TASK PROMPT:
Output all entries verbatim. Skip pictures.

EXTRACTED ENTRIES:

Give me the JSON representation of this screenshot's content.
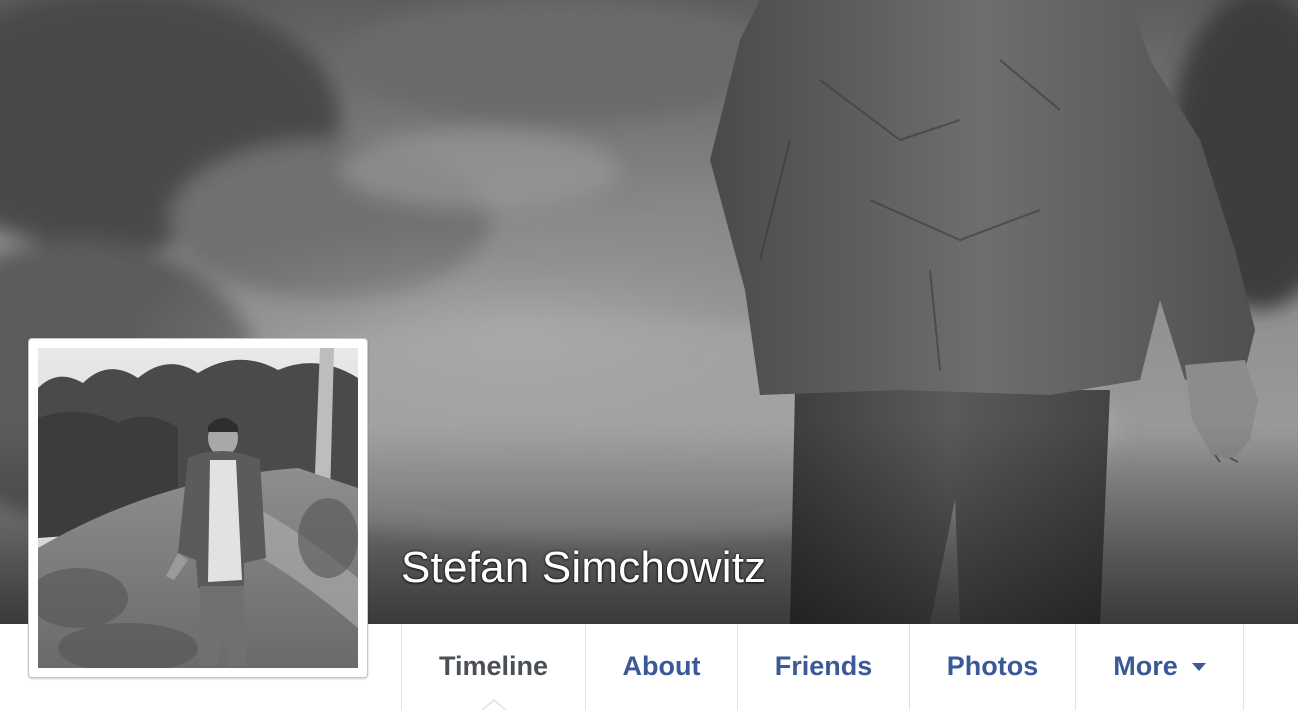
{
  "profile": {
    "name": "Stefan Simchowitz"
  },
  "tabs": [
    {
      "label": "Timeline",
      "active": true
    },
    {
      "label": "About",
      "active": false
    },
    {
      "label": "Friends",
      "active": false
    },
    {
      "label": "Photos",
      "active": false
    },
    {
      "label": "More",
      "active": false,
      "has_dropdown": true
    }
  ],
  "colors": {
    "link": "#3b5998",
    "active_tab": "#4b4f56",
    "divider": "#e1e2e5"
  }
}
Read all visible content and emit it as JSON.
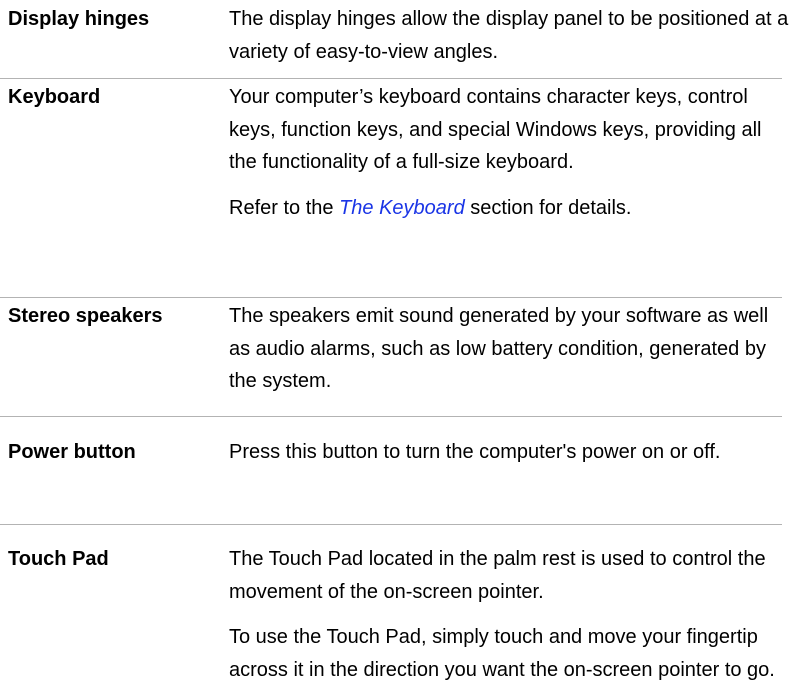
{
  "rows": [
    {
      "term": "Display hinges",
      "paragraphs": [
        "The display hinges allow the display panel to be positioned at a variety of easy-to-view angles."
      ]
    },
    {
      "term": "Keyboard",
      "paragraphs": [
        "Your computer’s keyboard contains character keys, control keys, function keys, and special Windows keys, providing all the functionality of a full-size keyboard."
      ],
      "ref": {
        "before": "Refer to the ",
        "link": "The Keyboard",
        "after": " section for details."
      }
    },
    {
      "term": "Stereo speakers",
      "paragraphs": [
        "The speakers emit sound generated by your software as well as audio alarms, such as low battery condition, generated by the system."
      ]
    },
    {
      "term": "Power button",
      "paragraphs": [
        "Press this button to turn the computer's power on or off."
      ]
    },
    {
      "term": "Touch Pad",
      "paragraphs": [
        "The Touch Pad located in the palm rest is used to control the movement of the on-screen pointer.",
        "To use the Touch Pad, simply touch and move your fingertip across it in the direction you want the on-screen pointer to go."
      ]
    }
  ],
  "colors": {
    "text": "#000000",
    "link": "#1a35e6",
    "separator": "#b3b3b3"
  }
}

RESULT OF THE EXERCISE:
Give me the JSON representation of this screenshot's content.
{
  "profile": {
    "name": "Stefan Simchowitz"
  },
  "tabs": [
    {
      "label": "Timeline",
      "active": true
    },
    {
      "label": "About",
      "active": false
    },
    {
      "label": "Friends",
      "active": false
    },
    {
      "label": "Photos",
      "active": false
    },
    {
      "label": "More",
      "active": false,
      "has_dropdown": true
    }
  ],
  "colors": {
    "link": "#3b5998",
    "active_tab": "#4b4f56",
    "divider": "#e1e2e5"
  }
}
Read all visible content and emit it as JSON.
{
  "rows": [
    {
      "term": "Display hinges",
      "paragraphs": [
        "The display hinges allow the display panel to be positioned at a variety of easy-to-view angles."
      ]
    },
    {
      "term": "Keyboard",
      "paragraphs": [
        "Your computer’s keyboard contains character keys, control keys, function keys, and special Windows keys, providing all the functionality of a full-size keyboard."
      ],
      "ref": {
        "before": "Refer to the ",
        "link": "The Keyboard",
        "after": " section for details."
      }
    },
    {
      "term": "Stereo speakers",
      "paragraphs": [
        "The speakers emit sound generated by your software as well as audio alarms, such as low battery condition, generated by the system."
      ]
    },
    {
      "term": "Power button",
      "paragraphs": [
        "Press this button to turn the computer's power on or off."
      ]
    },
    {
      "term": "Touch Pad",
      "paragraphs": [
        "The Touch Pad located in the palm rest is used to control the movement of the on-screen pointer.",
        "To use the Touch Pad, simply touch and move your fingertip across it in the direction you want the on-screen pointer to go."
      ]
    }
  ],
  "colors": {
    "text": "#000000",
    "link": "#1a35e6",
    "separator": "#b3b3b3"
  }
}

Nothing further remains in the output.